[Dataset rows for apps and sites]
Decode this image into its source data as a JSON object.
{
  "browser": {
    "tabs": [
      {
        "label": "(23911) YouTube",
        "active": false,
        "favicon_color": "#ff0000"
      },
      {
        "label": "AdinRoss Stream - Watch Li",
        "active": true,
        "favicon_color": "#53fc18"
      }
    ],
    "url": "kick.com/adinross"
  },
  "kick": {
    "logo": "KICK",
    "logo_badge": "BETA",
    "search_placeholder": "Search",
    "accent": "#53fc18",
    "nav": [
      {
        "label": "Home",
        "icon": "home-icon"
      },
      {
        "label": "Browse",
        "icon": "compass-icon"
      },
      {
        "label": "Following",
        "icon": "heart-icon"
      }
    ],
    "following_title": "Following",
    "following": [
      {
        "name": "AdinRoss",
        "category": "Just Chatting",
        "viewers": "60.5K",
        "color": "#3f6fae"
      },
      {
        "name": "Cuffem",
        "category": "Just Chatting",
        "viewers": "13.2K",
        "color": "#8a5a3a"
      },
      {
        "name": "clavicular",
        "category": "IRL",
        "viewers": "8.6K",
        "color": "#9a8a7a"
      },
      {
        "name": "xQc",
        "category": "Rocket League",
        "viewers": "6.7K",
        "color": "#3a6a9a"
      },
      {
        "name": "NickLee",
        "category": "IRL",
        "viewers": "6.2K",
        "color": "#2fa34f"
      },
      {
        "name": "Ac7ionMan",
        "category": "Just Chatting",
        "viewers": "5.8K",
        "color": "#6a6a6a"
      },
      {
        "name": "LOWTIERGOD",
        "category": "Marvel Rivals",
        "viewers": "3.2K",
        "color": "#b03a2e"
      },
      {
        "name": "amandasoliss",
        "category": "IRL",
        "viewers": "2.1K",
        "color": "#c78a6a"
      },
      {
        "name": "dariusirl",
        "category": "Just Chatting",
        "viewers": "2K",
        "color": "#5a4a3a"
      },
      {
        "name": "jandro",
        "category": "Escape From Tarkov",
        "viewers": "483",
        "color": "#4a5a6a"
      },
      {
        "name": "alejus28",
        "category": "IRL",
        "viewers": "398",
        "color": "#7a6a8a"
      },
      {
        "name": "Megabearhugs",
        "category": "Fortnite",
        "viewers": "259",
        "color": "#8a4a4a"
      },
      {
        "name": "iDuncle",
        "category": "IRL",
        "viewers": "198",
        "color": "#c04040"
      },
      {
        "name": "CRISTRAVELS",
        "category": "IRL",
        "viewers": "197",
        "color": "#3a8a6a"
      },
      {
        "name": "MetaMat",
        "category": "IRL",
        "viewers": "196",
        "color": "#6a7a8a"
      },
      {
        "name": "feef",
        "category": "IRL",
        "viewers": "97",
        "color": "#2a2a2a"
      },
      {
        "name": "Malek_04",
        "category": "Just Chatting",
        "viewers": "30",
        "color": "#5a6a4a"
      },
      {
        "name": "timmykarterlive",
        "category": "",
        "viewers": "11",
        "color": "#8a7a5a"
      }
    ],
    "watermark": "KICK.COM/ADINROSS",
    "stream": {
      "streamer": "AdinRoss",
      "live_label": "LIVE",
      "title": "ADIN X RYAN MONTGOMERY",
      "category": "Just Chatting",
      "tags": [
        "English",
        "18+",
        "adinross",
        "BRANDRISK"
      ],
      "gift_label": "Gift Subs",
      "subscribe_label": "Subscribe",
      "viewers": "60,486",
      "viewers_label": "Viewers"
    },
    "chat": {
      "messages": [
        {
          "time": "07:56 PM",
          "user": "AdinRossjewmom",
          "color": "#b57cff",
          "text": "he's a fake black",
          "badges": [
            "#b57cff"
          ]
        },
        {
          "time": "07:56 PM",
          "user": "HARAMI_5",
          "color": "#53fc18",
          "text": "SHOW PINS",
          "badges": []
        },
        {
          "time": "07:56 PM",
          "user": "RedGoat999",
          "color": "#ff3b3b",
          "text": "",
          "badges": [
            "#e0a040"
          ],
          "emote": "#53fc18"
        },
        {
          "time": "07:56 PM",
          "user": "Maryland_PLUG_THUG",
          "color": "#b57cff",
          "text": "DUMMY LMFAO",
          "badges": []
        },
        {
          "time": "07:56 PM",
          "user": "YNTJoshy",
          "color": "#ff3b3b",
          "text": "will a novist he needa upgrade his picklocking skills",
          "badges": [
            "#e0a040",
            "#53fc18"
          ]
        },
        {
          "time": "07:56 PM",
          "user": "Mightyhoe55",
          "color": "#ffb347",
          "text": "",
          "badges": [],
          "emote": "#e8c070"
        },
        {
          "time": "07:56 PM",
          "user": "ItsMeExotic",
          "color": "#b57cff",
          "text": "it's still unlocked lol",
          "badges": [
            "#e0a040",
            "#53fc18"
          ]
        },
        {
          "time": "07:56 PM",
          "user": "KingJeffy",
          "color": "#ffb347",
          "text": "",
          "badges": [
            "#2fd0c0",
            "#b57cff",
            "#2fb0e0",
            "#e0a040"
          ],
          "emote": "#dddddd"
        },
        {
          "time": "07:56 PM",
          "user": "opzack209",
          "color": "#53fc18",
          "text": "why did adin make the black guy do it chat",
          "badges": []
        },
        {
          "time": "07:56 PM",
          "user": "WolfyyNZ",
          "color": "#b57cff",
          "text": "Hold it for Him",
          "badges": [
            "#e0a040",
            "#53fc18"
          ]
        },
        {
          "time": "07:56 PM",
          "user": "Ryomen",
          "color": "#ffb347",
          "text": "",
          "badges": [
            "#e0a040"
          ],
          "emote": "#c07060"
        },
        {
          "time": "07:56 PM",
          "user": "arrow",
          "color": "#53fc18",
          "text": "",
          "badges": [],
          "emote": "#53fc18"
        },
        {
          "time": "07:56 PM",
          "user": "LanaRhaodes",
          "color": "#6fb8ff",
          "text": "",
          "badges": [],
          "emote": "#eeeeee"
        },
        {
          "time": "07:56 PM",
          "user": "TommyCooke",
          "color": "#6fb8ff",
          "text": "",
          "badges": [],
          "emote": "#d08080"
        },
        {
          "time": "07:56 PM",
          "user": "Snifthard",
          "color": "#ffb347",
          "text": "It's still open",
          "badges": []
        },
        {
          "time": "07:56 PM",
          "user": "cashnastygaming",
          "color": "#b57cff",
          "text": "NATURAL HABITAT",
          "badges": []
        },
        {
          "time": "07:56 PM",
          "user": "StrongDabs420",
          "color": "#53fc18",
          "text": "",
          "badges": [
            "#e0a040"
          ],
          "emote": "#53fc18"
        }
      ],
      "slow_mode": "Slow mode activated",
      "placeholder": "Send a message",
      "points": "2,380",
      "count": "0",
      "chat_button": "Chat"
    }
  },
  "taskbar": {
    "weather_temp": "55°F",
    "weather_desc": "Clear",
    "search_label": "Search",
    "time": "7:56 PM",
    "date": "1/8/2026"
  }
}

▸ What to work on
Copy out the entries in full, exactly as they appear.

▸ Task output
Decode this image into its source data as a JSON object.
{
  "browser": {
    "tabs": [
      {
        "label": "(23911) YouTube",
        "active": false,
        "favicon_color": "#ff0000"
      },
      {
        "label": "AdinRoss Stream - Watch Li",
        "active": true,
        "favicon_color": "#53fc18"
      }
    ],
    "url": "kick.com/adinross"
  },
  "kick": {
    "logo": "KICK",
    "logo_badge": "BETA",
    "search_placeholder": "Search",
    "accent": "#53fc18",
    "nav": [
      {
        "label": "Home",
        "icon": "home-icon"
      },
      {
        "label": "Browse",
        "icon": "compass-icon"
      },
      {
        "label": "Following",
        "icon": "heart-icon"
      }
    ],
    "following_title": "Following",
    "following": [
      {
        "name": "AdinRoss",
        "category": "Just Chatting",
        "viewers": "60.5K",
        "color": "#3f6fae"
      },
      {
        "name": "Cuffem",
        "category": "Just Chatting",
        "viewers": "13.2K",
        "color": "#8a5a3a"
      },
      {
        "name": "clavicular",
        "category": "IRL",
        "viewers": "8.6K",
        "color": "#9a8a7a"
      },
      {
        "name": "xQc",
        "category": "Rocket League",
        "viewers": "6.7K",
        "color": "#3a6a9a"
      },
      {
        "name": "NickLee",
        "category": "IRL",
        "viewers": "6.2K",
        "color": "#2fa34f"
      },
      {
        "name": "Ac7ionMan",
        "category": "Just Chatting",
        "viewers": "5.8K",
        "color": "#6a6a6a"
      },
      {
        "name": "LOWTIERGOD",
        "category": "Marvel Rivals",
        "viewers": "3.2K",
        "color": "#b03a2e"
      },
      {
        "name": "amandasoliss",
        "category": "IRL",
        "viewers": "2.1K",
        "color": "#c78a6a"
      },
      {
        "name": "dariusirl",
        "category": "Just Chatting",
        "viewers": "2K",
        "color": "#5a4a3a"
      },
      {
        "name": "jandro",
        "category": "Escape From Tarkov",
        "viewers": "483",
        "color": "#4a5a6a"
      },
      {
        "name": "alejus28",
        "category": "IRL",
        "viewers": "398",
        "color": "#7a6a8a"
      },
      {
        "name": "Megabearhugs",
        "category": "Fortnite",
        "viewers": "259",
        "color": "#8a4a4a"
      },
      {
        "name": "iDuncle",
        "category": "IRL",
        "viewers": "198",
        "color": "#c04040"
      },
      {
        "name": "CRISTRAVELS",
        "category": "IRL",
        "viewers": "197",
        "color": "#3a8a6a"
      },
      {
        "name": "MetaMat",
        "category": "IRL",
        "viewers": "196",
        "color": "#6a7a8a"
      },
      {
        "name": "feef",
        "category": "IRL",
        "viewers": "97",
        "color": "#2a2a2a"
      },
      {
        "name": "Malek_04",
        "category": "Just Chatting",
        "viewers": "30",
        "color": "#5a6a4a"
      },
      {
        "name": "timmykarterlive",
        "category": "",
        "viewers": "11",
        "color": "#8a7a5a"
      }
    ],
    "watermark": "KICK.COM/ADINROSS",
    "stream": {
      "streamer": "AdinRoss",
      "live_label": "LIVE",
      "title": "ADIN X RYAN MONTGOMERY",
      "category": "Just Chatting",
      "tags": [
        "English",
        "18+",
        "adinross",
        "BRANDRISK"
      ],
      "gift_label": "Gift Subs",
      "subscribe_label": "Subscribe",
      "viewers": "60,486",
      "viewers_label": "Viewers"
    },
    "chat": {
      "messages": [
        {
          "time": "07:56 PM",
          "user": "AdinRossjewmom",
          "color": "#b57cff",
          "text": "he's a fake black",
          "badges": [
            "#b57cff"
          ]
        },
        {
          "time": "07:56 PM",
          "user": "HARAMI_5",
          "color": "#53fc18",
          "text": "SHOW PINS",
          "badges": []
        },
        {
          "time": "07:56 PM",
          "user": "RedGoat999",
          "color": "#ff3b3b",
          "text": "",
          "badges": [
            "#e0a040"
          ],
          "emote": "#53fc18"
        },
        {
          "time": "07:56 PM",
          "user": "Maryland_PLUG_THUG",
          "color": "#b57cff",
          "text": "DUMMY LMFAO",
          "badges": []
        },
        {
          "time": "07:56 PM",
          "user": "YNTJoshy",
          "color": "#ff3b3b",
          "text": "will a novist he needa upgrade his picklocking skills",
          "badges": [
            "#e0a040",
            "#53fc18"
          ]
        },
        {
          "time": "07:56 PM",
          "user": "Mightyhoe55",
          "color": "#ffb347",
          "text": "",
          "badges": [],
          "emote": "#e8c070"
        },
        {
          "time": "07:56 PM",
          "user": "ItsMeExotic",
          "color": "#b57cff",
          "text": "it's still unlocked lol",
          "badges": [
            "#e0a040",
            "#53fc18"
          ]
        },
        {
          "time": "07:56 PM",
          "user": "KingJeffy",
          "color": "#ffb347",
          "text": "",
          "badges": [
            "#2fd0c0",
            "#b57cff",
            "#2fb0e0",
            "#e0a040"
          ],
          "emote": "#dddddd"
        },
        {
          "time": "07:56 PM",
          "user": "opzack209",
          "color": "#53fc18",
          "text": "why did adin make the black guy do it chat",
          "badges": []
        },
        {
          "time": "07:56 PM",
          "user": "WolfyyNZ",
          "color": "#b57cff",
          "text": "Hold it for Him",
          "badges": [
            "#e0a040",
            "#53fc18"
          ]
        },
        {
          "time": "07:56 PM",
          "user": "Ryomen",
          "color": "#ffb347",
          "text": "",
          "badges": [
            "#e0a040"
          ],
          "emote": "#c07060"
        },
        {
          "time": "07:56 PM",
          "user": "arrow",
          "color": "#53fc18",
          "text": "",
          "badges": [],
          "emote": "#53fc18"
        },
        {
          "time": "07:56 PM",
          "user": "LanaRhaodes",
          "color": "#6fb8ff",
          "text": "",
          "badges": [],
          "emote": "#eeeeee"
        },
        {
          "time": "07:56 PM",
          "user": "TommyCooke",
          "color": "#6fb8ff",
          "text": "",
          "badges": [],
          "emote": "#d08080"
        },
        {
          "time": "07:56 PM",
          "user": "Snifthard",
          "color": "#ffb347",
          "text": "It's still open",
          "badges": []
        },
        {
          "time": "07:56 PM",
          "user": "cashnastygaming",
          "color": "#b57cff",
          "text": "NATURAL HABITAT",
          "badges": []
        },
        {
          "time": "07:56 PM",
          "user": "StrongDabs420",
          "color": "#53fc18",
          "text": "",
          "badges": [
            "#e0a040"
          ],
          "emote": "#53fc18"
        }
      ],
      "slow_mode": "Slow mode activated",
      "placeholder": "Send a message",
      "points": "2,380",
      "count": "0",
      "chat_button": "Chat"
    }
  },
  "taskbar": {
    "weather_temp": "55°F",
    "weather_desc": "Clear",
    "search_label": "Search",
    "time": "7:56 PM",
    "date": "1/8/2026"
  }
}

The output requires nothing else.